Each line in the entries below that holds the string "Island" must be copied.

╭──

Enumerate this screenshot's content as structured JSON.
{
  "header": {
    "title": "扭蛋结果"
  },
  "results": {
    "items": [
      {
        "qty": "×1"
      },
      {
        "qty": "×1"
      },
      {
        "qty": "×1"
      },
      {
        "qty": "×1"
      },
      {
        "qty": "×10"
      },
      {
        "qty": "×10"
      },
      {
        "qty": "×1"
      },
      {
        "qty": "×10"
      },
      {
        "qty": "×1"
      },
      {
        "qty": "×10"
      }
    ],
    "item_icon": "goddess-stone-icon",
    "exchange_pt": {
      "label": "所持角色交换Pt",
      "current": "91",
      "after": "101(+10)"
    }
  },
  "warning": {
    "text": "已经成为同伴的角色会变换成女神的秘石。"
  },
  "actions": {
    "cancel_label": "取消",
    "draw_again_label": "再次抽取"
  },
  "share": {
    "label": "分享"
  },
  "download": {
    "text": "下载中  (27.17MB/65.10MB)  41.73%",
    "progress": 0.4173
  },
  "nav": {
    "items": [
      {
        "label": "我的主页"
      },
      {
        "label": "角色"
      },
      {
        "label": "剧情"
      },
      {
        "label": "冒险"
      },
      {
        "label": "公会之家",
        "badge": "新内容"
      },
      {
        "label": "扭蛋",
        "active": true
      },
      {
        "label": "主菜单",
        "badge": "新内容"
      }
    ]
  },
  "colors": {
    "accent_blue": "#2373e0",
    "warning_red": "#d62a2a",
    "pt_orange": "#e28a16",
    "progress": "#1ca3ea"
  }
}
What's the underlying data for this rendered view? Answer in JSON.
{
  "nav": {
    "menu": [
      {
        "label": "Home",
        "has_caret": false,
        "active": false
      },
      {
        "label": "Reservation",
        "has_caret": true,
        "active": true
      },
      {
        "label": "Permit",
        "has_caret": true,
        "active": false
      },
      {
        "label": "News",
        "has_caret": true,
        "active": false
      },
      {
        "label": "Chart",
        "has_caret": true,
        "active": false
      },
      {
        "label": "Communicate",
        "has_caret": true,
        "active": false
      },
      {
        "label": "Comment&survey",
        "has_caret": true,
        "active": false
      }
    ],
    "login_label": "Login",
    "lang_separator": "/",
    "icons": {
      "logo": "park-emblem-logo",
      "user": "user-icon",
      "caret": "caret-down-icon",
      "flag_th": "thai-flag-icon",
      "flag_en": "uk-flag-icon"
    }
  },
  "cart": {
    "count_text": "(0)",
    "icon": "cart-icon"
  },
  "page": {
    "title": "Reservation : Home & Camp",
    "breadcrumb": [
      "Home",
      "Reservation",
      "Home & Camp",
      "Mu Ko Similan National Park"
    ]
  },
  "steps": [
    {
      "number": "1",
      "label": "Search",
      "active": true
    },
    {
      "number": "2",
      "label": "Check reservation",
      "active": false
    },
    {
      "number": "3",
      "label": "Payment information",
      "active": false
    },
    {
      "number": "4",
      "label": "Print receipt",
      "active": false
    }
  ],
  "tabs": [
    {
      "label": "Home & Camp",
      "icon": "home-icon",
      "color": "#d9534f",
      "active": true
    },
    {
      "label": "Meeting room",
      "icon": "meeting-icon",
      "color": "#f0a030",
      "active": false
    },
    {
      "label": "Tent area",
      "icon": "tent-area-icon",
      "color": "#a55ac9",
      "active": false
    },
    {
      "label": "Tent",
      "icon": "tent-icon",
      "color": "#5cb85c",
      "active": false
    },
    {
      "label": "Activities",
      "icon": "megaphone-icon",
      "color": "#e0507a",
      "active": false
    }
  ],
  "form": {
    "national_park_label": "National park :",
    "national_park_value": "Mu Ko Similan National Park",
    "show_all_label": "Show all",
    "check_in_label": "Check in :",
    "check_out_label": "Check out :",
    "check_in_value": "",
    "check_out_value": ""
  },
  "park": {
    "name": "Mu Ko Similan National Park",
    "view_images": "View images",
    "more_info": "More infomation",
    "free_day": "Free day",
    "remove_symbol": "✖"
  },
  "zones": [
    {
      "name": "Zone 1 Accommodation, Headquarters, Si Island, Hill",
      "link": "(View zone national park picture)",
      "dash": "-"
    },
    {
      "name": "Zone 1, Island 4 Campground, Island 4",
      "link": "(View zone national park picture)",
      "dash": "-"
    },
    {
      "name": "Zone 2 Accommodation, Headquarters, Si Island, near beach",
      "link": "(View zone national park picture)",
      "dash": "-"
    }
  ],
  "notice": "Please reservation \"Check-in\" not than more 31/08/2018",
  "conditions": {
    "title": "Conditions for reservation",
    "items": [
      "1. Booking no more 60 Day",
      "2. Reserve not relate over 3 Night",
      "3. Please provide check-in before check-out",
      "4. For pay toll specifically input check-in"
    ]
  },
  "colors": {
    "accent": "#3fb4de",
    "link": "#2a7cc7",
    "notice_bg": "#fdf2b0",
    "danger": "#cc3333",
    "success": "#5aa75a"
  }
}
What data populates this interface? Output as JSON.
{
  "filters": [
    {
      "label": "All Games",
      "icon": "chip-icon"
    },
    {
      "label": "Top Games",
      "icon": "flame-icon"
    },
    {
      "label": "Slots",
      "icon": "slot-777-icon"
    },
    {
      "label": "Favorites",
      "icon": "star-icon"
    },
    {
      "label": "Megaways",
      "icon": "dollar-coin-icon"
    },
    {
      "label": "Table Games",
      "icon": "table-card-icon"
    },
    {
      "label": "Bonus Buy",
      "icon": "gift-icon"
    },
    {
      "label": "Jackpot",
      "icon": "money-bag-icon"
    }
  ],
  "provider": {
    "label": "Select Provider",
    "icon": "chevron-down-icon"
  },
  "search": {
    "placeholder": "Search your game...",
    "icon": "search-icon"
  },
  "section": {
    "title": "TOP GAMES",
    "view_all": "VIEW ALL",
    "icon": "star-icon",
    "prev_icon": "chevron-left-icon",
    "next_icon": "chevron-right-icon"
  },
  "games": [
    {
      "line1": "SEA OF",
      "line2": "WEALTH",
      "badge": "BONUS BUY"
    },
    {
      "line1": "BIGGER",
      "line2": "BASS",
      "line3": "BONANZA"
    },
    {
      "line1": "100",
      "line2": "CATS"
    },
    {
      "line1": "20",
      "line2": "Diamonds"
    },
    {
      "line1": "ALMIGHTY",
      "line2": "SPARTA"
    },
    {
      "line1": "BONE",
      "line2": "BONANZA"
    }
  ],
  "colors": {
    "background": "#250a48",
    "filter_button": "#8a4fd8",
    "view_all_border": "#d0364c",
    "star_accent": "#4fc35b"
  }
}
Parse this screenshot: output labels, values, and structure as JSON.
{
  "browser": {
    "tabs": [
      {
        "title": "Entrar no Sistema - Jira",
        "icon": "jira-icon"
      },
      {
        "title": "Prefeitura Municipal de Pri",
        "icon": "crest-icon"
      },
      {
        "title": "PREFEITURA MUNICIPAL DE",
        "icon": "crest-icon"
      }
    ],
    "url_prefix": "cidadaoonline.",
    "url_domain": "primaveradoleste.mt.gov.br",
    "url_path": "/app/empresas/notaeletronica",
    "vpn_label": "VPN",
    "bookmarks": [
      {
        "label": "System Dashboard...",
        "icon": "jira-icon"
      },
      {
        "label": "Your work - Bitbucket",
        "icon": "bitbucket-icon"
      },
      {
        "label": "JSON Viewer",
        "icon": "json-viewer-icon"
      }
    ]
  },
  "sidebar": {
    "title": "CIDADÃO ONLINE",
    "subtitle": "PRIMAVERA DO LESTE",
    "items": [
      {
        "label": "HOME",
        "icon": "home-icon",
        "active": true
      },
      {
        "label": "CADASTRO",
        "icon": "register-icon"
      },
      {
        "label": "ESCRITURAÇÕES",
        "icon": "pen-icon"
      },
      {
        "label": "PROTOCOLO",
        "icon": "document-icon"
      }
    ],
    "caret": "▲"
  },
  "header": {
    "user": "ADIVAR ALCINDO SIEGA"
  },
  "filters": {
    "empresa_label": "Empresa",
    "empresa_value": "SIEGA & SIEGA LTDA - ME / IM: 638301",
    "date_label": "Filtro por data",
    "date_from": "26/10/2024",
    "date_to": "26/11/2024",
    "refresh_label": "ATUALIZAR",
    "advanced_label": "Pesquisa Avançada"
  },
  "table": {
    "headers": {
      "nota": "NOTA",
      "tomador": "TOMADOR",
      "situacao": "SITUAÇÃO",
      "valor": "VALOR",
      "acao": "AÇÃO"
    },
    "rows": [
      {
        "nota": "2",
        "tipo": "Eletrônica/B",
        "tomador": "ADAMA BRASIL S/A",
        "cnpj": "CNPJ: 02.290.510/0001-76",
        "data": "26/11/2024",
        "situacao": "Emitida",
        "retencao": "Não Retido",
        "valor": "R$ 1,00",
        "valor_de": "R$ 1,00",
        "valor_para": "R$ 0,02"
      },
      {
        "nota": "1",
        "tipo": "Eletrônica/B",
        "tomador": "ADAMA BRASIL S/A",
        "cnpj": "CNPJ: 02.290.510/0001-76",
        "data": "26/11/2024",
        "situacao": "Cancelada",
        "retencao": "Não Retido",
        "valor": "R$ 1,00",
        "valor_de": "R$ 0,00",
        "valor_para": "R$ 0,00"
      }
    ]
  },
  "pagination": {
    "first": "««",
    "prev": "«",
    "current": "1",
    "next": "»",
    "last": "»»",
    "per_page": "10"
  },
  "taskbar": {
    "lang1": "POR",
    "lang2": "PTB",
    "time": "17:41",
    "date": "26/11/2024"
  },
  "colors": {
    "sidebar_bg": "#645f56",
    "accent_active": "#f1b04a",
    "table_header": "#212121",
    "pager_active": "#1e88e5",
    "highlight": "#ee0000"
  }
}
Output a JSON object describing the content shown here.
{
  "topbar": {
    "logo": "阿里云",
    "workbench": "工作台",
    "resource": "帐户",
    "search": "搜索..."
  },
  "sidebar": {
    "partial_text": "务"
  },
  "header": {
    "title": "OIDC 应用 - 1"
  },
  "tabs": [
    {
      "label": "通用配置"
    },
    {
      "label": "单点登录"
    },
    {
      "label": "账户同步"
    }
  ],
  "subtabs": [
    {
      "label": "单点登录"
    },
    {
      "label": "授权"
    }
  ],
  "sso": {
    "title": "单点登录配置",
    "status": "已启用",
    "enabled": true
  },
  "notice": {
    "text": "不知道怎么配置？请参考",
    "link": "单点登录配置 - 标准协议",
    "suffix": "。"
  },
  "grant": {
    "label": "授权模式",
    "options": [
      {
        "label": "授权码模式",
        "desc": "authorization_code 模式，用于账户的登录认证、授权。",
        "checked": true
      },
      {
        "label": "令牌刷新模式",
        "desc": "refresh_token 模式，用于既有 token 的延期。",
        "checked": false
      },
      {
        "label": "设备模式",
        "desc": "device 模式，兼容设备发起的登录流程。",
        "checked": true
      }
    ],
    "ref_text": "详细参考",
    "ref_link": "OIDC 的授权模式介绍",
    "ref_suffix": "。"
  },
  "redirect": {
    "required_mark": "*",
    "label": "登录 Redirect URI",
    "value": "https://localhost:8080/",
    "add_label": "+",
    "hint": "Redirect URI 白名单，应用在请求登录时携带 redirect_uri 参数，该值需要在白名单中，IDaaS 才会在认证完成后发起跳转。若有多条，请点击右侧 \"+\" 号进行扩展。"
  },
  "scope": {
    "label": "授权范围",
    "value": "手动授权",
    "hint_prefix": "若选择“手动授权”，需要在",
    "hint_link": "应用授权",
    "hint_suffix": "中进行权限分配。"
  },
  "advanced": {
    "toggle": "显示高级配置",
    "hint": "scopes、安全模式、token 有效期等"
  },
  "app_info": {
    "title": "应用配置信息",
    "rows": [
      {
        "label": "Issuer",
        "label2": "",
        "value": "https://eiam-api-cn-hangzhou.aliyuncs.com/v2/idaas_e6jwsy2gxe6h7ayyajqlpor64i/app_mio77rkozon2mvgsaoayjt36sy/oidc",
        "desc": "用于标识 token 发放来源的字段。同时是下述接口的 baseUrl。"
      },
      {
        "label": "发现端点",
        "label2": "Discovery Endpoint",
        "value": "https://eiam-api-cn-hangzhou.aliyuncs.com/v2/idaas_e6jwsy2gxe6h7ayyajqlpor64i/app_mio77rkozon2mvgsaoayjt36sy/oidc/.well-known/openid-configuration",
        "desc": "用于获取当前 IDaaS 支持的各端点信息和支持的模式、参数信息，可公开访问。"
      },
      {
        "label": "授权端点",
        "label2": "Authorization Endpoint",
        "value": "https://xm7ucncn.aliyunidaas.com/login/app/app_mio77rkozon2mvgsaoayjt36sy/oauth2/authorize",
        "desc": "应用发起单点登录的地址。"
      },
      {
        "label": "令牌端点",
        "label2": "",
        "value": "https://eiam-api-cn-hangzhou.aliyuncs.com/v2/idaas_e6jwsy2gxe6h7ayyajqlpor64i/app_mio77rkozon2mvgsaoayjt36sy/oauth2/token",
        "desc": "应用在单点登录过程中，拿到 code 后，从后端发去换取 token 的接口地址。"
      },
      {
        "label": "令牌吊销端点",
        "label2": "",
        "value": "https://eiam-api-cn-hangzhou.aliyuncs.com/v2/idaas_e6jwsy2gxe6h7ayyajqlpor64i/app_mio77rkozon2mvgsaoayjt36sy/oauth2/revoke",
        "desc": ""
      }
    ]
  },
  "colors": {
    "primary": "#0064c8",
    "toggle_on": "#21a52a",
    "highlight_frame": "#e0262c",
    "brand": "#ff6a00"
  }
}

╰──

— WRITTEN ANSWER —
      "name": "Zone 1 Accommodation, Headquarters, Si Island, Hill",
      "name": "Zone 1, Island 4 Campground, Island 4",
      "name": "Zone 2 Accommodation, Headquarters, Si Island, near beach",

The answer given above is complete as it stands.